From the first line to the last, return the data exactly as written.

_RECORDS PROVIDED_:
══════════

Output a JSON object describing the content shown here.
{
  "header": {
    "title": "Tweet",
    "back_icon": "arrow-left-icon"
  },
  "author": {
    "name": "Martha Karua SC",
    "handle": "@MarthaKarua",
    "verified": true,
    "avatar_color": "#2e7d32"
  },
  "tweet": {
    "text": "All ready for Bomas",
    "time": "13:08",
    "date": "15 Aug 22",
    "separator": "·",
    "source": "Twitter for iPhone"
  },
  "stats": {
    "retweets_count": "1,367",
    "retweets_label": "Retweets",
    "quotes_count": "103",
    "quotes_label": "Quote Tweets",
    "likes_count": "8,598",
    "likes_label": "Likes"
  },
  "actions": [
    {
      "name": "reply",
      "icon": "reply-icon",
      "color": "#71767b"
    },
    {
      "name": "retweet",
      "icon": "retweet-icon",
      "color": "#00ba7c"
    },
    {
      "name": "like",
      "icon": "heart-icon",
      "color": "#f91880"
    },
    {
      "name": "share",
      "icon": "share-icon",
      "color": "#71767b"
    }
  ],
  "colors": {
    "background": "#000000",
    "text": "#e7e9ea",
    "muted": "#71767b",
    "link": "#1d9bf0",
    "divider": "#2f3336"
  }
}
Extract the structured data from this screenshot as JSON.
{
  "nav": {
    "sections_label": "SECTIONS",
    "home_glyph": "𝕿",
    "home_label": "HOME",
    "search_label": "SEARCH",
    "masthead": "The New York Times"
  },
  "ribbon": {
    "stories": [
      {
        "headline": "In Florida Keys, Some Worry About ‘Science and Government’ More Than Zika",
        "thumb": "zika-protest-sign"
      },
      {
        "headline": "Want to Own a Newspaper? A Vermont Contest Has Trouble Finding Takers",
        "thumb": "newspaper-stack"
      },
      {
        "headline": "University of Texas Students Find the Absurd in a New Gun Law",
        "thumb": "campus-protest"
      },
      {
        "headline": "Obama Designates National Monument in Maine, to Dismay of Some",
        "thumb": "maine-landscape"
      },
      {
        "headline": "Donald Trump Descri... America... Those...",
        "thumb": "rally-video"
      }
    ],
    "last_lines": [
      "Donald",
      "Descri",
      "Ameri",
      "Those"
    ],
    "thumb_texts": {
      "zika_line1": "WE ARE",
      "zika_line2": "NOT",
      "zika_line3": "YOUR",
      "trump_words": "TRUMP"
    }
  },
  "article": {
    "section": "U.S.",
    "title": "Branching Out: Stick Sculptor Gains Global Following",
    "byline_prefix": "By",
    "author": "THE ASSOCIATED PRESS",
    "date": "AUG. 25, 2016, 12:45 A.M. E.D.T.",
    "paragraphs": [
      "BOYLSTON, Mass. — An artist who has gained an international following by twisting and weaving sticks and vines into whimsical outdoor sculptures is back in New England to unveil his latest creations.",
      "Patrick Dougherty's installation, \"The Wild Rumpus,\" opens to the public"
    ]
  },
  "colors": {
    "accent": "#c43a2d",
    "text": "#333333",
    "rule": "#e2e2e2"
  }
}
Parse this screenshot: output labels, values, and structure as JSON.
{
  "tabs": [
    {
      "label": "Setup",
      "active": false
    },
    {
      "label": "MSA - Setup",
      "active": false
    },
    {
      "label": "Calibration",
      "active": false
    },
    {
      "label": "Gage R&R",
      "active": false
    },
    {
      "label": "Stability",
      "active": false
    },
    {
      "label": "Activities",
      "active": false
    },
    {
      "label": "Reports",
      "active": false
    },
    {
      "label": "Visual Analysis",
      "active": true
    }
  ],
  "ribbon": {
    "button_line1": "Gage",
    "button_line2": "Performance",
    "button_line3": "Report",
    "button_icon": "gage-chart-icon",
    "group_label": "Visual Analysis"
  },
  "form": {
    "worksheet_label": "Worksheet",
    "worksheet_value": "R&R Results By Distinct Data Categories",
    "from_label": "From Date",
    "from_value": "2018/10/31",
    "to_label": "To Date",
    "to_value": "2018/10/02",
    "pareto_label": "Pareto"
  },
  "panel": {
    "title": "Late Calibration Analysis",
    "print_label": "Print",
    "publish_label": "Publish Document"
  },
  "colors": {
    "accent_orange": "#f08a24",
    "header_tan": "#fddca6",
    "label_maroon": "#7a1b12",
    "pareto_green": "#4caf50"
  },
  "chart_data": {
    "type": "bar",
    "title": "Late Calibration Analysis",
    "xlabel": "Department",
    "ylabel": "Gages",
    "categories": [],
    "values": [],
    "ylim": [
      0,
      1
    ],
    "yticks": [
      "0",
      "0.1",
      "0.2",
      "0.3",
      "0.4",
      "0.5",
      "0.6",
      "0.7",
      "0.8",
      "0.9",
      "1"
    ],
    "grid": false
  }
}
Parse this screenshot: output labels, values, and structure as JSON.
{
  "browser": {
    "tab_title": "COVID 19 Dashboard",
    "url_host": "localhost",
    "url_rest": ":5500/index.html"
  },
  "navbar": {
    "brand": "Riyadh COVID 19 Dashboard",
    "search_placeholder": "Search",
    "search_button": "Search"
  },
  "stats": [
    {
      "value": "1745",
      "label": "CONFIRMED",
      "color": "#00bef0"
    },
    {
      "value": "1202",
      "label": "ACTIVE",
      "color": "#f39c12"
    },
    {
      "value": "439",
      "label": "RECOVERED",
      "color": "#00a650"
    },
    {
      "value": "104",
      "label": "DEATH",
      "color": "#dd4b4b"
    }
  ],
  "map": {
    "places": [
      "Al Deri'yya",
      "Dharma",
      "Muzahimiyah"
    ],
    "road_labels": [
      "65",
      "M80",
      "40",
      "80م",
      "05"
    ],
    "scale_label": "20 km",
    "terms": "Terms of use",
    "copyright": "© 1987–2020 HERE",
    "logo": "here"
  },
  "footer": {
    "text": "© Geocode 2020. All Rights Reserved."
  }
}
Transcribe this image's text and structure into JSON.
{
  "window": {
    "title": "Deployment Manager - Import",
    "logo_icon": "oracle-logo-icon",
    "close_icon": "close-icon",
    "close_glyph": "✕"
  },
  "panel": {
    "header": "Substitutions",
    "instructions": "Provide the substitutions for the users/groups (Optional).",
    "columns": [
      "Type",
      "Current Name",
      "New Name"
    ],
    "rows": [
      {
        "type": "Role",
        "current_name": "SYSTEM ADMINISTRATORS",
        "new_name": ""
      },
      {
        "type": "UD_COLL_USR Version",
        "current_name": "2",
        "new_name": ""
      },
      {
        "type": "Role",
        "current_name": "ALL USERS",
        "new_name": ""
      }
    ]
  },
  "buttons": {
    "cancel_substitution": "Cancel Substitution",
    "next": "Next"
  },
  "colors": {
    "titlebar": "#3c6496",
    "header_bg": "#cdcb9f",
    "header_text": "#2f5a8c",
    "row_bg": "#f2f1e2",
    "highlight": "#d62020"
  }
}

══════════

_PROBLEM SOLUTION_:
Output a JSON object describing the content shown here.
{
  "header": {
    "title": "Tweet",
    "back_icon": "arrow-left-icon"
  },
  "author": {
    "name": "Martha Karua SC",
    "handle": "@MarthaKarua",
    "verified": true,
    "avatar_color": "#2e7d32"
  },
  "tweet": {
    "text": "All ready for Bomas",
    "time": "13:08",
    "date": "15 Aug 22",
    "separator": "·",
    "source": "Twitter for iPhone"
  },
  "stats": {
    "retweets_count": "1,367",
    "retweets_label": "Retweets",
    "quotes_count": "103",
    "quotes_label": "Quote Tweets",
    "likes_count": "8,598",
    "likes_label": "Likes"
  },
  "actions": [
    {
      "name": "reply",
      "icon": "reply-icon",
      "color": "#71767b"
    },
    {
      "name": "retweet",
      "icon": "retweet-icon",
      "color": "#00ba7c"
    },
    {
      "name": "like",
      "icon": "heart-icon",
      "color": "#f91880"
    },
    {
      "name": "share",
      "icon": "share-icon",
      "color": "#71767b"
    }
  ],
  "colors": {
    "background": "#000000",
    "text": "#e7e9ea",
    "muted": "#71767b",
    "link": "#1d9bf0",
    "divider": "#2f3336"
  }
}
Extract the structured data from this screenshot as JSON.
{
  "nav": {
    "sections_label": "SECTIONS",
    "home_glyph": "𝕿",
    "home_label": "HOME",
    "search_label": "SEARCH",
    "masthead": "The New York Times"
  },
  "ribbon": {
    "stories": [
      {
        "headline": "In Florida Keys, Some Worry About ‘Science and Government’ More Than Zika",
        "thumb": "zika-protest-sign"
      },
      {
        "headline": "Want to Own a Newspaper? A Vermont Contest Has Trouble Finding Takers",
        "thumb": "newspaper-stack"
      },
      {
        "headline": "University of Texas Students Find the Absurd in a New Gun Law",
        "thumb": "campus-protest"
      },
      {
        "headline": "Obama Designates National Monument in Maine, to Dismay of Some",
        "thumb": "maine-landscape"
      },
      {
        "headline": "Donald Trump Descri... America... Those...",
        "thumb": "rally-video"
      }
    ],
    "last_lines": [
      "Donald",
      "Descri",
      "Ameri",
      "Those"
    ],
    "thumb_texts": {
      "zika_line1": "WE ARE",
      "zika_line2": "NOT",
      "zika_line3": "YOUR",
      "trump_words": "TRUMP"
    }
  },
  "article": {
    "section": "U.S.",
    "title": "Branching Out: Stick Sculptor Gains Global Following",
    "byline_prefix": "By",
    "author": "THE ASSOCIATED PRESS",
    "date": "AUG. 25, 2016, 12:45 A.M. E.D.T.",
    "paragraphs": [
      "BOYLSTON, Mass. — An artist who has gained an international following by twisting and weaving sticks and vines into whimsical outdoor sculptures is back in New England to unveil his latest creations.",
      "Patrick Dougherty's installation, \"The Wild Rumpus,\" opens to the public"
    ]
  },
  "colors": {
    "accent": "#c43a2d",
    "text": "#333333",
    "rule": "#e2e2e2"
  }
}
Parse this screenshot: output labels, values, and structure as JSON.
{
  "tabs": [
    {
      "label": "Setup",
      "active": false
    },
    {
      "label": "MSA - Setup",
      "active": false
    },
    {
      "label": "Calibration",
      "active": false
    },
    {
      "label": "Gage R&R",
      "active": false
    },
    {
      "label": "Stability",
      "active": false
    },
    {
      "label": "Activities",
      "active": false
    },
    {
      "label": "Reports",
      "active": false
    },
    {
      "label": "Visual Analysis",
      "active": true
    }
  ],
  "ribbon": {
    "button_line1": "Gage",
    "button_line2": "Performance",
    "button_line3": "Report",
    "button_icon": "gage-chart-icon",
    "group_label": "Visual Analysis"
  },
  "form": {
    "worksheet_label": "Worksheet",
    "worksheet_value": "R&R Results By Distinct Data Categories",
    "from_label": "From Date",
    "from_value": "2018/10/31",
    "to_label": "To Date",
    "to_value": "2018/10/02",
    "pareto_label": "Pareto"
  },
  "panel": {
    "title": "Late Calibration Analysis",
    "print_label": "Print",
    "publish_label": "Publish Document"
  },
  "colors": {
    "accent_orange": "#f08a24",
    "header_tan": "#fddca6",
    "label_maroon": "#7a1b12",
    "pareto_green": "#4caf50"
  },
  "chart_data": {
    "type": "bar",
    "title": "Late Calibration Analysis",
    "xlabel": "Department",
    "ylabel": "Gages",
    "categories": [],
    "values": [],
    "ylim": [
      0,
      1
    ],
    "yticks": [
      "0",
      "0.1",
      "0.2",
      "0.3",
      "0.4",
      "0.5",
      "0.6",
      "0.7",
      "0.8",
      "0.9",
      "1"
    ],
    "grid": false
  }
}
Parse this screenshot: output labels, values, and structure as JSON.
{
  "browser": {
    "tab_title": "COVID 19 Dashboard",
    "url_host": "localhost",
    "url_rest": ":5500/index.html"
  },
  "navbar": {
    "brand": "Riyadh COVID 19 Dashboard",
    "search_placeholder": "Search",
    "search_button": "Search"
  },
  "stats": [
    {
      "value": "1745",
      "label": "CONFIRMED",
      "color": "#00bef0"
    },
    {
      "value": "1202",
      "label": "ACTIVE",
      "color": "#f39c12"
    },
    {
      "value": "439",
      "label": "RECOVERED",
      "color": "#00a650"
    },
    {
      "value": "104",
      "label": "DEATH",
      "color": "#dd4b4b"
    }
  ],
  "map": {
    "places": [
      "Al Deri'yya",
      "Dharma",
      "Muzahimiyah"
    ],
    "road_labels": [
      "65",
      "M80",
      "40",
      "80م",
      "05"
    ],
    "scale_label": "20 km",
    "terms": "Terms of use",
    "copyright": "© 1987–2020 HERE",
    "logo": "here"
  },
  "footer": {
    "text": "© Geocode 2020. All Rights Reserved."
  }
}
Transcribe this image's text and structure into JSON.
{
  "window": {
    "title": "Deployment Manager - Import",
    "logo_icon": "oracle-logo-icon",
    "close_icon": "close-icon",
    "close_glyph": "✕"
  },
  "panel": {
    "header": "Substitutions",
    "instructions": "Provide the substitutions for the users/groups (Optional).",
    "columns": [
      "Type",
      "Current Name",
      "New Name"
    ],
    "rows": [
      {
        "type": "Role",
        "current_name": "SYSTEM ADMINISTRATORS",
        "new_name": ""
      },
      {
        "type": "UD_COLL_USR Version",
        "current_name": "2",
        "new_name": ""
      },
      {
        "type": "Role",
        "current_name": "ALL USERS",
        "new_name": ""
      }
    ]
  },
  "buttons": {
    "cancel_substitution": "Cancel Substitution",
    "next": "Next"
  },
  "colors": {
    "titlebar": "#3c6496",
    "header_bg": "#cdcb9f",
    "header_text": "#2f5a8c",
    "row_bg": "#f2f1e2",
    "highlight": "#d62020"
  }
}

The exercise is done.